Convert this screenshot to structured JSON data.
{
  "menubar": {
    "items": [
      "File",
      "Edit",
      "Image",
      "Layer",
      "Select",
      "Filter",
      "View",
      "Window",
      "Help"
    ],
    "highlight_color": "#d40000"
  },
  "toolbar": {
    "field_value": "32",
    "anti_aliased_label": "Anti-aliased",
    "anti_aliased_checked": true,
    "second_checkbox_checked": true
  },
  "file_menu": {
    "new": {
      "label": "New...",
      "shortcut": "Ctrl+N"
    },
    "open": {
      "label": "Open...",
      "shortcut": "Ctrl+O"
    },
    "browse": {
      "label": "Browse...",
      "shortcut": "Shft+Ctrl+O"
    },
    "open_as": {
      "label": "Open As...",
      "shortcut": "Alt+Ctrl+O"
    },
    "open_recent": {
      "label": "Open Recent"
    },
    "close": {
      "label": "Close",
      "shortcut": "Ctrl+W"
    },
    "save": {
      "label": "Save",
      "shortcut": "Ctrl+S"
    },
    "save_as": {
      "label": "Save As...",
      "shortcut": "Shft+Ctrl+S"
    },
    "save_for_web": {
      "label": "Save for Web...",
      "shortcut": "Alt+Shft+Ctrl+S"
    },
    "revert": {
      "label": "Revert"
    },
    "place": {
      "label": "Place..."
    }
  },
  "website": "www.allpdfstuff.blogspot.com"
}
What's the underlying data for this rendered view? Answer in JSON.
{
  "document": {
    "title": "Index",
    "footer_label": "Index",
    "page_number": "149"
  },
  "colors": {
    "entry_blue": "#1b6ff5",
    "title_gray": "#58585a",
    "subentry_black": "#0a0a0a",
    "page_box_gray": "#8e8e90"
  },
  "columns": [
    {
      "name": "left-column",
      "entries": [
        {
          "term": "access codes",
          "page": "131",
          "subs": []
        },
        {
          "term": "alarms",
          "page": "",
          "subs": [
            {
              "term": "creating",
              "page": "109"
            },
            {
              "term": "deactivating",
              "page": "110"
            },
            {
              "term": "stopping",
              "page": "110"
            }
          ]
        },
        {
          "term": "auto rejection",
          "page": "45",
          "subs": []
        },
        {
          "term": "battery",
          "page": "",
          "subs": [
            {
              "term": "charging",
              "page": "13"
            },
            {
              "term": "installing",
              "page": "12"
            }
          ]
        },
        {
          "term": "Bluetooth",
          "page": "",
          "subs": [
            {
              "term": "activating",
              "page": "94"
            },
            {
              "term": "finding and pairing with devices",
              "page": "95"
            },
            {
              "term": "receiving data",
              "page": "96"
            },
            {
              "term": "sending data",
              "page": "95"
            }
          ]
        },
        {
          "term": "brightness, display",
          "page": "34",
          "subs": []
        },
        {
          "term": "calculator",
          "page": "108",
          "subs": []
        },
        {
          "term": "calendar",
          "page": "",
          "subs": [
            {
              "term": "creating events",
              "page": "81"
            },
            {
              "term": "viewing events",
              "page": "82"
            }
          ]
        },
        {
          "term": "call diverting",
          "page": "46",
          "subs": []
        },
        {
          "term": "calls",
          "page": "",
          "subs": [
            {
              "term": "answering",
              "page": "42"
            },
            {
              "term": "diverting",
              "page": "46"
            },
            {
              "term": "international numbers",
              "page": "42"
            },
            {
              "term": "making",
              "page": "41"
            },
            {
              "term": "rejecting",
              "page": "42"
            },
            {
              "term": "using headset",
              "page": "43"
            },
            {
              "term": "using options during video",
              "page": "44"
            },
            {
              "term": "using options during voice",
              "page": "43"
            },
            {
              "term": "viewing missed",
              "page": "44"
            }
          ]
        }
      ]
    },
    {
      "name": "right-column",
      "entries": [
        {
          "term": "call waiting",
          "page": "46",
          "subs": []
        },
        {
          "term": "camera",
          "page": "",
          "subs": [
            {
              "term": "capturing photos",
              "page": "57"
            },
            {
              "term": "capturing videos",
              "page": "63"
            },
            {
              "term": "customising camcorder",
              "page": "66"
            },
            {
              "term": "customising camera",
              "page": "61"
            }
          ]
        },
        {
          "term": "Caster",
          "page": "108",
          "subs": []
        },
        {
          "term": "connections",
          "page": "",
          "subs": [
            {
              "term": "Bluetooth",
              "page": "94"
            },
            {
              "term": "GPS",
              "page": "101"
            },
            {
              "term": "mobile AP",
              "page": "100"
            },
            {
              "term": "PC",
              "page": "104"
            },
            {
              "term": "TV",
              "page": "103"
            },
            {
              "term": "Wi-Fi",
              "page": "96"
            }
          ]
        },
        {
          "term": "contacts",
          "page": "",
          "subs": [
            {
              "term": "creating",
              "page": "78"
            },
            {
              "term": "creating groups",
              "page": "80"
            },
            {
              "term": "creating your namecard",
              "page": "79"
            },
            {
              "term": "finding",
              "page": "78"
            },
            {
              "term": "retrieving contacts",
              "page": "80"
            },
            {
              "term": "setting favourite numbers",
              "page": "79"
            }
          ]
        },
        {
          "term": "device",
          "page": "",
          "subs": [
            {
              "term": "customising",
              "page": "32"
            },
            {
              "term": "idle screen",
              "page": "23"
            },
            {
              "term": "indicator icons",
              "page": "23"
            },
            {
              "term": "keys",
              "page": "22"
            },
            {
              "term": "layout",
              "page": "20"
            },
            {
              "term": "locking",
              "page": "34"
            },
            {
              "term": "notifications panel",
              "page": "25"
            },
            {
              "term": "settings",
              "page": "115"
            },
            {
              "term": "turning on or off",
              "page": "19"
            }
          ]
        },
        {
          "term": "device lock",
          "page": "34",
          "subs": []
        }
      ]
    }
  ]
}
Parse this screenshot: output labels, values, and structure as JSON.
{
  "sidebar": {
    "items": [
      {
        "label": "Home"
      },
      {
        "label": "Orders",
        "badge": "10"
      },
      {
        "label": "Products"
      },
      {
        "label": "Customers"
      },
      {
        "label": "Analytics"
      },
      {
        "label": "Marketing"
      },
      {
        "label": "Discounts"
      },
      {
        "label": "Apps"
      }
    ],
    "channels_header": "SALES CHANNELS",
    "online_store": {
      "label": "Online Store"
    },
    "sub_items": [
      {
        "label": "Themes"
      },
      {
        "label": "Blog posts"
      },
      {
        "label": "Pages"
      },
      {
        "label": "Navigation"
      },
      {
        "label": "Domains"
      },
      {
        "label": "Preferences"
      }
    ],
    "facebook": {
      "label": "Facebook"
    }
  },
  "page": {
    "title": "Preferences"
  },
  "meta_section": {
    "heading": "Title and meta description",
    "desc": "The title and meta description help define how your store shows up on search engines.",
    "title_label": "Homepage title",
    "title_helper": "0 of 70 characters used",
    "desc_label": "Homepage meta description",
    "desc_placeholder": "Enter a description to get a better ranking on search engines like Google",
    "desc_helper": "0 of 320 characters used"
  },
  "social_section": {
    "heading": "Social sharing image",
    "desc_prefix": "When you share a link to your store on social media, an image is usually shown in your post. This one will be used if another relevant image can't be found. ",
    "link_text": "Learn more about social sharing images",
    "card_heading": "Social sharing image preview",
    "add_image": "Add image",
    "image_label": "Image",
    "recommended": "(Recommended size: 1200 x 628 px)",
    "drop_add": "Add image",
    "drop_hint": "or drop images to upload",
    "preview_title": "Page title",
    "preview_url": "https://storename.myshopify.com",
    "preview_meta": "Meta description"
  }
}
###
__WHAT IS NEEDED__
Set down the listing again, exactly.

__OUTPUT BELOW__
Convert this screenshot to structured JSON data.
{
  "menubar": {
    "items": [
      "File",
      "Edit",
      "Image",
      "Layer",
      "Select",
      "Filter",
      "View",
      "Window",
      "Help"
    ],
    "highlight_color": "#d40000"
  },
  "toolbar": {
    "field_value": "32",
    "anti_aliased_label": "Anti-aliased",
    "anti_aliased_checked": true,
    "second_checkbox_checked": true
  },
  "file_menu": {
    "new": {
      "label": "New...",
      "shortcut": "Ctrl+N"
    },
    "open": {
      "label": "Open...",
      "shortcut": "Ctrl+O"
    },
    "browse": {
      "label": "Browse...",
      "shortcut": "Shft+Ctrl+O"
    },
    "open_as": {
      "label": "Open As...",
      "shortcut": "Alt+Ctrl+O"
    },
    "open_recent": {
      "label": "Open Recent"
    },
    "close": {
      "label": "Close",
      "shortcut": "Ctrl+W"
    },
    "save": {
      "label": "Save",
      "shortcut": "Ctrl+S"
    },
    "save_as": {
      "label": "Save As...",
      "shortcut": "Shft+Ctrl+S"
    },
    "save_for_web": {
      "label": "Save for Web...",
      "shortcut": "Alt+Shft+Ctrl+S"
    },
    "revert": {
      "label": "Revert"
    },
    "place": {
      "label": "Place..."
    }
  },
  "website": "www.allpdfstuff.blogspot.com"
}
What's the underlying data for this rendered view? Answer in JSON.
{
  "document": {
    "title": "Index",
    "footer_label": "Index",
    "page_number": "149"
  },
  "colors": {
    "entry_blue": "#1b6ff5",
    "title_gray": "#58585a",
    "subentry_black": "#0a0a0a",
    "page_box_gray": "#8e8e90"
  },
  "columns": [
    {
      "name": "left-column",
      "entries": [
        {
          "term": "access codes",
          "page": "131",
          "subs": []
        },
        {
          "term": "alarms",
          "page": "",
          "subs": [
            {
              "term": "creating",
              "page": "109"
            },
            {
              "term": "deactivating",
              "page": "110"
            },
            {
              "term": "stopping",
              "page": "110"
            }
          ]
        },
        {
          "term": "auto rejection",
          "page": "45",
          "subs": []
        },
        {
          "term": "battery",
          "page": "",
          "subs": [
            {
              "term": "charging",
              "page": "13"
            },
            {
              "term": "installing",
              "page": "12"
            }
          ]
        },
        {
          "term": "Bluetooth",
          "page": "",
          "subs": [
            {
              "term": "activating",
              "page": "94"
            },
            {
              "term": "finding and pairing with devices",
              "page": "95"
            },
            {
              "term": "receiving data",
              "page": "96"
            },
            {
              "term": "sending data",
              "page": "95"
            }
          ]
        },
        {
          "term": "brightness, display",
          "page": "34",
          "subs": []
        },
        {
          "term": "calculator",
          "page": "108",
          "subs": []
        },
        {
          "term": "calendar",
          "page": "",
          "subs": [
            {
              "term": "creating events",
              "page": "81"
            },
            {
              "term": "viewing events",
              "page": "82"
            }
          ]
        },
        {
          "term": "call diverting",
          "page": "46",
          "subs": []
        },
        {
          "term": "calls",
          "page": "",
          "subs": [
            {
              "term": "answering",
              "page": "42"
            },
            {
              "term": "diverting",
              "page": "46"
            },
            {
              "term": "international numbers",
              "page": "42"
            },
            {
              "term": "making",
              "page": "41"
            },
            {
              "term": "rejecting",
              "page": "42"
            },
            {
              "term": "using headset",
              "page": "43"
            },
            {
              "term": "using options during video",
              "page": "44"
            },
            {
              "term": "using options during voice",
              "page": "43"
            },
            {
              "term": "viewing missed",
              "page": "44"
            }
          ]
        }
      ]
    },
    {
      "name": "right-column",
      "entries": [
        {
          "term": "call waiting",
          "page": "46",
          "subs": []
        },
        {
          "term": "camera",
          "page": "",
          "subs": [
            {
              "term": "capturing photos",
              "page": "57"
            },
            {
              "term": "capturing videos",
              "page": "63"
            },
            {
              "term": "customising camcorder",
              "page": "66"
            },
            {
              "term": "customising camera",
              "page": "61"
            }
          ]
        },
        {
          "term": "Caster",
          "page": "108",
          "subs": []
        },
        {
          "term": "connections",
          "page": "",
          "subs": [
            {
              "term": "Bluetooth",
              "page": "94"
            },
            {
              "term": "GPS",
              "page": "101"
            },
            {
              "term": "mobile AP",
              "page": "100"
            },
            {
              "term": "PC",
              "page": "104"
            },
            {
              "term": "TV",
              "page": "103"
            },
            {
              "term": "Wi-Fi",
              "page": "96"
            }
          ]
        },
        {
          "term": "contacts",
          "page": "",
          "subs": [
            {
              "term": "creating",
              "page": "78"
            },
            {
              "term": "creating groups",
              "page": "80"
            },
            {
              "term": "creating your namecard",
              "page": "79"
            },
            {
              "term": "finding",
              "page": "78"
            },
            {
              "term": "retrieving contacts",
              "page": "80"
            },
            {
              "term": "setting favourite numbers",
              "page": "79"
            }
          ]
        },
        {
          "term": "device",
          "page": "",
          "subs": [
            {
              "term": "customising",
              "page": "32"
            },
            {
              "term": "idle screen",
              "page": "23"
            },
            {
              "term": "indicator icons",
              "page": "23"
            },
            {
              "term": "keys",
              "page": "22"
            },
            {
              "term": "layout",
              "page": "20"
            },
            {
              "term": "locking",
              "page": "34"
            },
            {
              "term": "notifications panel",
              "page": "25"
            },
            {
              "term": "settings",
              "page": "115"
            },
            {
              "term": "turning on or off",
              "page": "19"
            }
          ]
        },
        {
          "term": "device lock",
          "page": "34",
          "subs": []
        }
      ]
    }
  ]
}
Parse this screenshot: output labels, values, and structure as JSON.
{
  "sidebar": {
    "items": [
      {
        "label": "Home"
      },
      {
        "label": "Orders",
        "badge": "10"
      },
      {
        "label": "Products"
      },
      {
        "label": "Customers"
      },
      {
        "label": "Analytics"
      },
      {
        "label": "Marketing"
      },
      {
        "label": "Discounts"
      },
      {
        "label": "Apps"
      }
    ],
    "channels_header": "SALES CHANNELS",
    "online_store": {
      "label": "Online Store"
    },
    "sub_items": [
      {
        "label": "Themes"
      },
      {
        "label": "Blog posts"
      },
      {
        "label": "Pages"
      },
      {
        "label": "Navigation"
      },
      {
        "label": "Domains"
      },
      {
        "label": "Preferences"
      }
    ],
    "facebook": {
      "label": "Facebook"
    }
  },
  "page": {
    "title": "Preferences"
  },
  "meta_section": {
    "heading": "Title and meta description",
    "desc": "The title and meta description help define how your store shows up on search engines.",
    "title_label": "Homepage title",
    "title_helper": "0 of 70 characters used",
    "desc_label": "Homepage meta description",
    "desc_placeholder": "Enter a description to get a better ranking on search engines like Google",
    "desc_helper": "0 of 320 characters used"
  },
  "social_section": {
    "heading": "Social sharing image",
    "desc_prefix": "When you share a link to your store on social media, an image is usually shown in your post. This one will be used if another relevant image can't be found. ",
    "link_text": "Learn more about social sharing images",
    "card_heading": "Social sharing image preview",
    "add_image": "Add image",
    "image_label": "Image",
    "recommended": "(Recommended size: 1200 x 628 px)",
    "drop_add": "Add image",
    "drop_hint": "or drop images to upload",
    "preview_title": "Page title",
    "preview_url": "https://storename.myshopify.com",
    "preview_meta": "Meta description"
  }
}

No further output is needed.